Residents in Wakefield could save up to £300 a year on their energy bills, once they are able to switch to a cheaper, not-for-profit tariff.
Wakefield Council has approved plans to give households in the district access to the White Rose Scheme, which was set up by the local authority in Leeds.
Already available in Bradford and Halifax, White Rose is legally bound to offer consistently low prices to consumers. Any profit it makes is reinvested into environmental projects.
It is hoped that the move will reduce the proportion of homes in Wakefield which are classed as being in fuel poverty, a figure which currently stands at 40 per cent, the national average is 33 per cent.
It follows the success of a project in Castleford, where some of the town’s old terraced properties in the Wilson Street were given free cavity wall insulation to help cut bills.
Speaking at a Cabinet meeting on Tuesday, deputy council leader Denise Jeffery said: “This is really important for the citizens of Wakefield.
“We’re going to tap into Leeds City Council’s White Rose Scheme. What it will mean for residents is reducing fuel poverty across the district.
“We’ve had a pilot scheme in Castleford dealing with cavity wall insulation. That’s going to be extended and that’s made a huge difference.”
The plans were unanimously backed by senior councillors.
Transport portfolio holder Matthew Morley said: “As you go around the district fuel poverty is one of the biggest things that you see around this area, and you see the problems people have just keeping warm in winter.
“What’s happened in Castleford is absolutely fantastic. I live in the local area there. It’s wonderful to see how the most vulnerable people in our society are being helped by this.”
The scheme will go hand in hand with the council’s pledge to slash the city’s carbon dioxide emissions by 2050.

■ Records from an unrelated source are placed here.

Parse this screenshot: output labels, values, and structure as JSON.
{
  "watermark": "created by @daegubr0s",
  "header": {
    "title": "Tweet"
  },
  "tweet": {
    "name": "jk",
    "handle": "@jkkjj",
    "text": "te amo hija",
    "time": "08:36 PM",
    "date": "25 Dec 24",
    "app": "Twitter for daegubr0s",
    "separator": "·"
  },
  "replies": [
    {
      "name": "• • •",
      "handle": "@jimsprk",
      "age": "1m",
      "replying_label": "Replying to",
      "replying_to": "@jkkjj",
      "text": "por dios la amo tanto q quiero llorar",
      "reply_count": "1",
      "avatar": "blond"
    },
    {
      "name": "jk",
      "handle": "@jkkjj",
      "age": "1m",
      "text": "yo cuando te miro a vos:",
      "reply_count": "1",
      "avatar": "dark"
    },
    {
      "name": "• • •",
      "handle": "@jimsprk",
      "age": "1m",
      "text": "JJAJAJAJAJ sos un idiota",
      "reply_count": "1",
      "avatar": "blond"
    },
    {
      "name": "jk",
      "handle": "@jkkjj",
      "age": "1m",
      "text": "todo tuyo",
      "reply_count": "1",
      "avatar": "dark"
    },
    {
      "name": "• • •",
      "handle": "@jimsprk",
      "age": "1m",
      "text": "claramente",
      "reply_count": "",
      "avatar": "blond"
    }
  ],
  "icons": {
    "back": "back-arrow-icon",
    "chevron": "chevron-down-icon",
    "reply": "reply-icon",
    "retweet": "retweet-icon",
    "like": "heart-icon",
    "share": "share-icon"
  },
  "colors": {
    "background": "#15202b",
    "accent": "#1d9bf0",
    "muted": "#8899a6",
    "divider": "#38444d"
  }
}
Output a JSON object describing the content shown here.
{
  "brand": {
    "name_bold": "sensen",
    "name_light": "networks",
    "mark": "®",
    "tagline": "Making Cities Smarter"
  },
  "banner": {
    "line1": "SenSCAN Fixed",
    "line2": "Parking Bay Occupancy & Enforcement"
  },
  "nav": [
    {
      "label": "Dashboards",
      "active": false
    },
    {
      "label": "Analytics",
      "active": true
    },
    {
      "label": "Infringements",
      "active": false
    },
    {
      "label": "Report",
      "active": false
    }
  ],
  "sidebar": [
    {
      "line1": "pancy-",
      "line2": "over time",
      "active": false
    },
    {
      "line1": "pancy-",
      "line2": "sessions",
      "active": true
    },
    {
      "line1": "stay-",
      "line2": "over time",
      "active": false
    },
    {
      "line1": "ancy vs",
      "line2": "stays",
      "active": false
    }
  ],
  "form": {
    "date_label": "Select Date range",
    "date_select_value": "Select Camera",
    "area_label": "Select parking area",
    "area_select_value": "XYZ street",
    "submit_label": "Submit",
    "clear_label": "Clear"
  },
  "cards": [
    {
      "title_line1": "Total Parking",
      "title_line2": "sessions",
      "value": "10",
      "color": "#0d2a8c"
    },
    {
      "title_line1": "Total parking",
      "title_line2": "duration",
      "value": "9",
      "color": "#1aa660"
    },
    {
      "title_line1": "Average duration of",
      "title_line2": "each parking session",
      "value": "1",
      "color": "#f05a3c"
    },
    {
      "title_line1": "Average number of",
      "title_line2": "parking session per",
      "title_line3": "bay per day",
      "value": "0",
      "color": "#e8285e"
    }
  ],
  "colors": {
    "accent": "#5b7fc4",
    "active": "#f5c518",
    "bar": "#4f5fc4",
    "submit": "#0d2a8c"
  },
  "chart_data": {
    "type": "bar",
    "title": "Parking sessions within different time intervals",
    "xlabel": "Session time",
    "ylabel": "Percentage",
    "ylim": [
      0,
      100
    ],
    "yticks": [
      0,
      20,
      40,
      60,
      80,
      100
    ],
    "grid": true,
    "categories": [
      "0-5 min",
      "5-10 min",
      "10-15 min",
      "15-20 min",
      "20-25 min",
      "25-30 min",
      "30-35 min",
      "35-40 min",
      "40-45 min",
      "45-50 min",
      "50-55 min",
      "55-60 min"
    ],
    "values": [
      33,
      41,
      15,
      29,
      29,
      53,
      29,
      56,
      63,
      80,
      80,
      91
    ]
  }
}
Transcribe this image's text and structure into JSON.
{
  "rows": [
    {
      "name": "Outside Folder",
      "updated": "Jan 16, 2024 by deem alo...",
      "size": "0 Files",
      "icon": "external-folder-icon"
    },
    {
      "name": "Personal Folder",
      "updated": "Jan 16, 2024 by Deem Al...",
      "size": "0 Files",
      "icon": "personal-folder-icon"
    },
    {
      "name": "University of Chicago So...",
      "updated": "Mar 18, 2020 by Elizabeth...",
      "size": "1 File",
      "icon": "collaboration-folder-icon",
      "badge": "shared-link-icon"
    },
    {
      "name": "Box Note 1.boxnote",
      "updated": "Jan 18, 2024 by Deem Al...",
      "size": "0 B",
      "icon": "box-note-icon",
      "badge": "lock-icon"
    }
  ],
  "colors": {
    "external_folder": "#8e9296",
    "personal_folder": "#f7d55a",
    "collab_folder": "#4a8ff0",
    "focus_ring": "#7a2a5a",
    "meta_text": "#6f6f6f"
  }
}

Households will be given more information about how to switch their supplier at a later date.